• [Given information]

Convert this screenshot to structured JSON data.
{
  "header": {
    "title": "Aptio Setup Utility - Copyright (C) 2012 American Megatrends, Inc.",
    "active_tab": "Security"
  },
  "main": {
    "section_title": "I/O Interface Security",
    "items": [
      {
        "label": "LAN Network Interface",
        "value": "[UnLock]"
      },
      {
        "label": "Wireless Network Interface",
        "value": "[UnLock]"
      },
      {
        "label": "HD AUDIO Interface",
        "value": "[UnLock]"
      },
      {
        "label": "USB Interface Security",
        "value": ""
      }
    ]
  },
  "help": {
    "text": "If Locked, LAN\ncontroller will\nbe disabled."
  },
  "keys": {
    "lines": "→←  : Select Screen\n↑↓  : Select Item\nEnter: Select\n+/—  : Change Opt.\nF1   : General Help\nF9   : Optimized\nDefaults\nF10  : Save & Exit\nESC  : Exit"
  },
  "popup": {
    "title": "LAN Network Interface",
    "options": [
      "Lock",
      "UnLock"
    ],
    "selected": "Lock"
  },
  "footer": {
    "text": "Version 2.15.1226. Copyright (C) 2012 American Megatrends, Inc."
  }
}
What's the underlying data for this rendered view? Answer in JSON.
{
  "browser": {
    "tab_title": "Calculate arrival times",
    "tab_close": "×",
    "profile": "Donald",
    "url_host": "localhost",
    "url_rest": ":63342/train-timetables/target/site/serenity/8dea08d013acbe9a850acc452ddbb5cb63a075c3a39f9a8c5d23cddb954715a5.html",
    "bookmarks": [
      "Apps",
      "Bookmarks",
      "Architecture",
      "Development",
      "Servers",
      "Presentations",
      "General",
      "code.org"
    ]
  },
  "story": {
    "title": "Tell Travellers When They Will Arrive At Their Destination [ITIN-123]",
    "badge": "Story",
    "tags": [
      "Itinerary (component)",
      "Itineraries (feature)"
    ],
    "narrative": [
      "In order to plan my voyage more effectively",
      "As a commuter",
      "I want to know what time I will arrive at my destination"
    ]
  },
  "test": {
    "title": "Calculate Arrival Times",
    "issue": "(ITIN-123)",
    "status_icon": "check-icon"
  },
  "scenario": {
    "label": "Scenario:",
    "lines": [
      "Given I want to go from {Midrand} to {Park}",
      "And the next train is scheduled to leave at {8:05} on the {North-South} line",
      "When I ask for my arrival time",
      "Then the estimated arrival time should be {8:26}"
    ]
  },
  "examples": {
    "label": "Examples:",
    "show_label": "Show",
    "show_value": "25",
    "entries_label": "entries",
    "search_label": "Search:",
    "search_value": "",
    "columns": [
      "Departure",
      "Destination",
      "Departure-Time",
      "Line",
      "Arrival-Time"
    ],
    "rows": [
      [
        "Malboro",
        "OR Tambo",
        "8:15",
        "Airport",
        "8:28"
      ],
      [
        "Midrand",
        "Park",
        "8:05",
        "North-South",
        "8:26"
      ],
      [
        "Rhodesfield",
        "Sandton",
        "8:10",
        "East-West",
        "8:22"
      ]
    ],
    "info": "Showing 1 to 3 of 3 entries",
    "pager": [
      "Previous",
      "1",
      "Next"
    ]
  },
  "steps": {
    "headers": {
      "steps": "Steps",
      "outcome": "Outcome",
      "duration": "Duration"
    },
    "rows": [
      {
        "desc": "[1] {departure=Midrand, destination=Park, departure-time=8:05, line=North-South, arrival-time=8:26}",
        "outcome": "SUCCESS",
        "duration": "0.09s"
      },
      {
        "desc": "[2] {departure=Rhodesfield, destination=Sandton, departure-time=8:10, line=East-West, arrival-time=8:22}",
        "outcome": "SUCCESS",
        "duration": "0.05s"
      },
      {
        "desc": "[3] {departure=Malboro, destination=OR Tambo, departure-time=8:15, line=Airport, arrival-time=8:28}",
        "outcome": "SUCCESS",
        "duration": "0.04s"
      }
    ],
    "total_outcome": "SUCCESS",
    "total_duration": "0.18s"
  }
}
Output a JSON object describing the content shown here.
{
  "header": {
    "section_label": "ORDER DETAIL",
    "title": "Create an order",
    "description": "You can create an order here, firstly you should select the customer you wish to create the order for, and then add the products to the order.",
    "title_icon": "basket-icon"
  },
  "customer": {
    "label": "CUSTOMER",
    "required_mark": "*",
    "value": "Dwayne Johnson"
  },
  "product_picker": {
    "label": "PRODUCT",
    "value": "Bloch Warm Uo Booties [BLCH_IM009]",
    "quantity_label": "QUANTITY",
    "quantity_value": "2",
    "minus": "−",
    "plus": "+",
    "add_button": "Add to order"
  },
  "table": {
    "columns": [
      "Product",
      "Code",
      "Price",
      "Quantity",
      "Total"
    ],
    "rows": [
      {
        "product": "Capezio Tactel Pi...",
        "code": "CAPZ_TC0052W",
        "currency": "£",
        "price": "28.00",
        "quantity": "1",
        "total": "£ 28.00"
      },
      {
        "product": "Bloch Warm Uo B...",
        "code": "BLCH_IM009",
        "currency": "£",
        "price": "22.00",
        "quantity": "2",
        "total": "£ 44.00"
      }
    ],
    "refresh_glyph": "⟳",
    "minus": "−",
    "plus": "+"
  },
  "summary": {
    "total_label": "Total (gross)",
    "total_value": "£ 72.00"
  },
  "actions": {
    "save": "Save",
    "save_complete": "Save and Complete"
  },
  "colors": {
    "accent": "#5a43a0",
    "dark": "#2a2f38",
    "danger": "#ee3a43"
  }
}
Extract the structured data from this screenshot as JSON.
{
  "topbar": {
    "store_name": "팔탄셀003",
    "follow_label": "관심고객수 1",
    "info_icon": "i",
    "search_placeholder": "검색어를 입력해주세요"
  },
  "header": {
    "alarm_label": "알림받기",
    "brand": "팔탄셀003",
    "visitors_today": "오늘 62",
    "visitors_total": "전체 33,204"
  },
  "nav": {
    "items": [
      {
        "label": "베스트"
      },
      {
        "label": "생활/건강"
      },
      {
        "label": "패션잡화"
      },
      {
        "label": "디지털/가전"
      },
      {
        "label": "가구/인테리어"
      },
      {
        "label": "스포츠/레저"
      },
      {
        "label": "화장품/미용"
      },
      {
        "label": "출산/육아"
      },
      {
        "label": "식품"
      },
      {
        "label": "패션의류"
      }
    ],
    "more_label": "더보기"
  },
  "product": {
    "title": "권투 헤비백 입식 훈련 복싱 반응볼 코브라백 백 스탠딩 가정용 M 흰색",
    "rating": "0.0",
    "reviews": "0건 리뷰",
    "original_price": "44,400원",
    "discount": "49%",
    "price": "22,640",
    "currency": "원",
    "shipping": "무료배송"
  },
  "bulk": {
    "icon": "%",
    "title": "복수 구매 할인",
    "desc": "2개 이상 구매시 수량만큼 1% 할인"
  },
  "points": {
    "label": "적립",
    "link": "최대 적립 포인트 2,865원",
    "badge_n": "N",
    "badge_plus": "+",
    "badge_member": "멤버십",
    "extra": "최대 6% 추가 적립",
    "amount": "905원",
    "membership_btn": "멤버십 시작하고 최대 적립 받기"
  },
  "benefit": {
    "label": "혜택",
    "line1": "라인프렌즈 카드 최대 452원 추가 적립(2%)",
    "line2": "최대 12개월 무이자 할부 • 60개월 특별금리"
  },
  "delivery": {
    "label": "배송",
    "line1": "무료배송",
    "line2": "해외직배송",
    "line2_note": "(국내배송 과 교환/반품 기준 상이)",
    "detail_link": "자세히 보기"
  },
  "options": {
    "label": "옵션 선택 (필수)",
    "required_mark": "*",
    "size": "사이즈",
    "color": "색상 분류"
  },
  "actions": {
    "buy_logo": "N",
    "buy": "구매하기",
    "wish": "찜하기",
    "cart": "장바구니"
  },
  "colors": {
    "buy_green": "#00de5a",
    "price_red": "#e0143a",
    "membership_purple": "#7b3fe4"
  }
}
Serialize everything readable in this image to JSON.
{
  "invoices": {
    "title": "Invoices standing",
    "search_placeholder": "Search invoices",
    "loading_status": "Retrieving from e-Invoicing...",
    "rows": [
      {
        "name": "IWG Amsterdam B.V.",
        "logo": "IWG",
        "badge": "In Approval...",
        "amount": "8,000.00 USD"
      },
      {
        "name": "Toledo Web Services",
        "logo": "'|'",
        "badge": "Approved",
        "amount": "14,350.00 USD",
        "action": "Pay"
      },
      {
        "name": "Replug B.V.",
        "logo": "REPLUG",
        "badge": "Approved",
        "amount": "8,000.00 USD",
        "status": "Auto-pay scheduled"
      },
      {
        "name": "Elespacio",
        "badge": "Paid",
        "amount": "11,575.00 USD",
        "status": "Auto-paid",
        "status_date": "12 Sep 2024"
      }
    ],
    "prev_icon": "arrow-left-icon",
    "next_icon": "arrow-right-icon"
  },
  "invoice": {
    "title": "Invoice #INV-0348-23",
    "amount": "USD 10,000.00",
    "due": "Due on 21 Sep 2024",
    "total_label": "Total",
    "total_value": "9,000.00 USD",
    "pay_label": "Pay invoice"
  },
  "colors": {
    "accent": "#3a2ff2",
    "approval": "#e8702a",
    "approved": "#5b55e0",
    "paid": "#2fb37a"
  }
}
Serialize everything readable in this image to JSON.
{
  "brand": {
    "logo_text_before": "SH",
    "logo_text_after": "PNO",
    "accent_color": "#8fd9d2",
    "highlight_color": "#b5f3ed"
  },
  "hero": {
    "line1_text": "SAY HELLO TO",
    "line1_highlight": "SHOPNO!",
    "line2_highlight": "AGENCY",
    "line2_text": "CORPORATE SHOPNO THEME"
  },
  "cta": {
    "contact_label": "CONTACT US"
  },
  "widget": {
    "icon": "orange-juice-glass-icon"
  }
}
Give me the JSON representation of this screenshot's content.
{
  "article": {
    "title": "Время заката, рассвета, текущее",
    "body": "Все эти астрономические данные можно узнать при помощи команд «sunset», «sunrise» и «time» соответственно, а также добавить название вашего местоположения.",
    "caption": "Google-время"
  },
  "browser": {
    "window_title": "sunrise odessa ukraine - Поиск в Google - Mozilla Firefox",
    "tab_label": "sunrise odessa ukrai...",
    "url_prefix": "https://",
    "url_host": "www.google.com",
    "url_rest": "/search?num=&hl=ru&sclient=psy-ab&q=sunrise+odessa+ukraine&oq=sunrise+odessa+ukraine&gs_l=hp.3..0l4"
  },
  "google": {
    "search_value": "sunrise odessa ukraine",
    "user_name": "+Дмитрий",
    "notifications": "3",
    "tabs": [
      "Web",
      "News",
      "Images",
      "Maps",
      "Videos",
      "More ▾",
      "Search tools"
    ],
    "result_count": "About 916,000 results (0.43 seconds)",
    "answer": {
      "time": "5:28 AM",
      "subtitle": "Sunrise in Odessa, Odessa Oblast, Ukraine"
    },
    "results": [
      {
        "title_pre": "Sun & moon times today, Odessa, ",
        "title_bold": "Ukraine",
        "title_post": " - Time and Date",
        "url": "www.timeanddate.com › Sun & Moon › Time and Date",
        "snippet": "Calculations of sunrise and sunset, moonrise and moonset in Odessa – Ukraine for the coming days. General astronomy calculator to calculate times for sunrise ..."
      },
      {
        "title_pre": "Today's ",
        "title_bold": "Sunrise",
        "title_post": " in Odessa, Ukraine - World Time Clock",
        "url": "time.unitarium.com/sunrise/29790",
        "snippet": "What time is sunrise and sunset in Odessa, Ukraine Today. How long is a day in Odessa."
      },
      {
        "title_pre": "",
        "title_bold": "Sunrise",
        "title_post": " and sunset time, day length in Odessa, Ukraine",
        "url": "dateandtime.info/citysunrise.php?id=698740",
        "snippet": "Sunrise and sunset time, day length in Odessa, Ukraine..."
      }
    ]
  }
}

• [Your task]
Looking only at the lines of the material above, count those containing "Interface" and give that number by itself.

• [Reply]
6